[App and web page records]
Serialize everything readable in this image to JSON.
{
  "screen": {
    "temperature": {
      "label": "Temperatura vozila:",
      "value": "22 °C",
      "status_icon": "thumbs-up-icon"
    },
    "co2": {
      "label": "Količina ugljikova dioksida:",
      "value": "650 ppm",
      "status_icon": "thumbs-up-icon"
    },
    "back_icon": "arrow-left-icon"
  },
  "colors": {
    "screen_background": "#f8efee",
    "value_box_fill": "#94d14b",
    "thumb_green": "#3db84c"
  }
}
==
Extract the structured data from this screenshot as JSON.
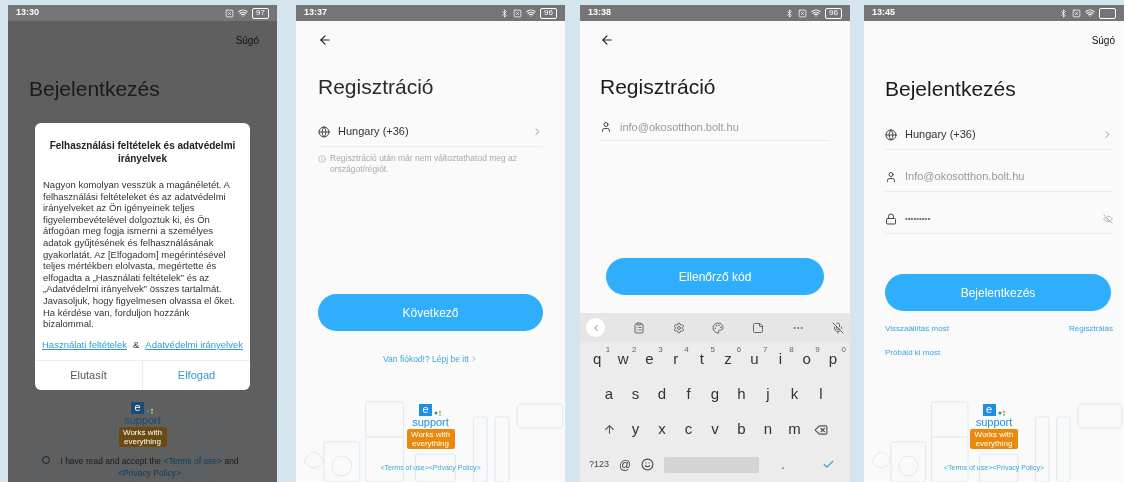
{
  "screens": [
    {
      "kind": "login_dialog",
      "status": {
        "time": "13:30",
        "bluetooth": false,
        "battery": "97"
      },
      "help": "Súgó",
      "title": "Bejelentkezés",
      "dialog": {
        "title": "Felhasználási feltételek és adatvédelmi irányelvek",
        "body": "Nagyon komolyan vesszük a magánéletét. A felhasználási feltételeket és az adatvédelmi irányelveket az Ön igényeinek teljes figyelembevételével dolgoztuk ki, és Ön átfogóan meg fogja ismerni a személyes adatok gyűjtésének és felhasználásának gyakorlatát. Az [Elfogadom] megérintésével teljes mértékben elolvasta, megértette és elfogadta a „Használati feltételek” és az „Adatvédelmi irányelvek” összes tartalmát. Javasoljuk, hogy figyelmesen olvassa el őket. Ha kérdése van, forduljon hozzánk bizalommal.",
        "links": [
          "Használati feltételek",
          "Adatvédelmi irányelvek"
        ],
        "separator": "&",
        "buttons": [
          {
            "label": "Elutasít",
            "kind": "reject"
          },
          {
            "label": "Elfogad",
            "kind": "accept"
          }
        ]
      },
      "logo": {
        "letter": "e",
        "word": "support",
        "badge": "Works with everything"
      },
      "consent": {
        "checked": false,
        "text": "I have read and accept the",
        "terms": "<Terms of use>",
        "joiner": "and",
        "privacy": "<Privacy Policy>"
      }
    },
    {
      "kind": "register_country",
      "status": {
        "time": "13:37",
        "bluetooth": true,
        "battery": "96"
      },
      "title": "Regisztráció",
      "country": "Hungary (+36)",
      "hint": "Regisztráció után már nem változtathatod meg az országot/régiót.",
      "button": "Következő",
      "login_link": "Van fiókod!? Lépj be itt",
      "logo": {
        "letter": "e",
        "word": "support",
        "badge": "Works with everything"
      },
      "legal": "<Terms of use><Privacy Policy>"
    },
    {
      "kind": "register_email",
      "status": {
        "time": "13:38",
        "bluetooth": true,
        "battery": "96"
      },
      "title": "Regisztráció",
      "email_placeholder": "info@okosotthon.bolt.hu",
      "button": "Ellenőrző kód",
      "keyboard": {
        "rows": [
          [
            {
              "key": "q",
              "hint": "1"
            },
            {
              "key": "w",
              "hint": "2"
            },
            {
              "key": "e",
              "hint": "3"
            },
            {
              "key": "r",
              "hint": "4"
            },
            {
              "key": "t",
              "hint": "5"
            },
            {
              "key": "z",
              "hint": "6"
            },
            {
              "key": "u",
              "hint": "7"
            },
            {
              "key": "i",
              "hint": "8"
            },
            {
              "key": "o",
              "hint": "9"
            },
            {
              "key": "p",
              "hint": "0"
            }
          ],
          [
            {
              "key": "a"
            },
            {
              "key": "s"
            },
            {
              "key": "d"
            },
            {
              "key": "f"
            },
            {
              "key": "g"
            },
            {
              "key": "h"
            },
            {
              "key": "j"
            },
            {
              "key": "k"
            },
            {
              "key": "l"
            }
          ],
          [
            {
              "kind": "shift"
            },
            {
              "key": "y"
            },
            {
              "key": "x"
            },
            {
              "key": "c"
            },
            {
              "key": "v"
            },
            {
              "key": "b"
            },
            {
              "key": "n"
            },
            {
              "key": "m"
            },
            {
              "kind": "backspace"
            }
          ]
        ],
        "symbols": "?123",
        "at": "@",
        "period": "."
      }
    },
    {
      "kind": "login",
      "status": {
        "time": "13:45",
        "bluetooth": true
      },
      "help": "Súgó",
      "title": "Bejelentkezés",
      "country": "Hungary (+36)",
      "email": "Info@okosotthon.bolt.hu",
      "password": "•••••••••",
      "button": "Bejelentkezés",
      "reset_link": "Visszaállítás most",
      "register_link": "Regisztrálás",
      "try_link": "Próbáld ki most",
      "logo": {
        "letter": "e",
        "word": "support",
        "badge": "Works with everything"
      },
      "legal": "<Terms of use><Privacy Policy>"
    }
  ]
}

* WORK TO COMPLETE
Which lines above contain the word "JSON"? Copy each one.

* REPLY TO THE EXERCISE
Serialize everything readable in this image to JSON.
Extract the structured data from this screenshot as JSON.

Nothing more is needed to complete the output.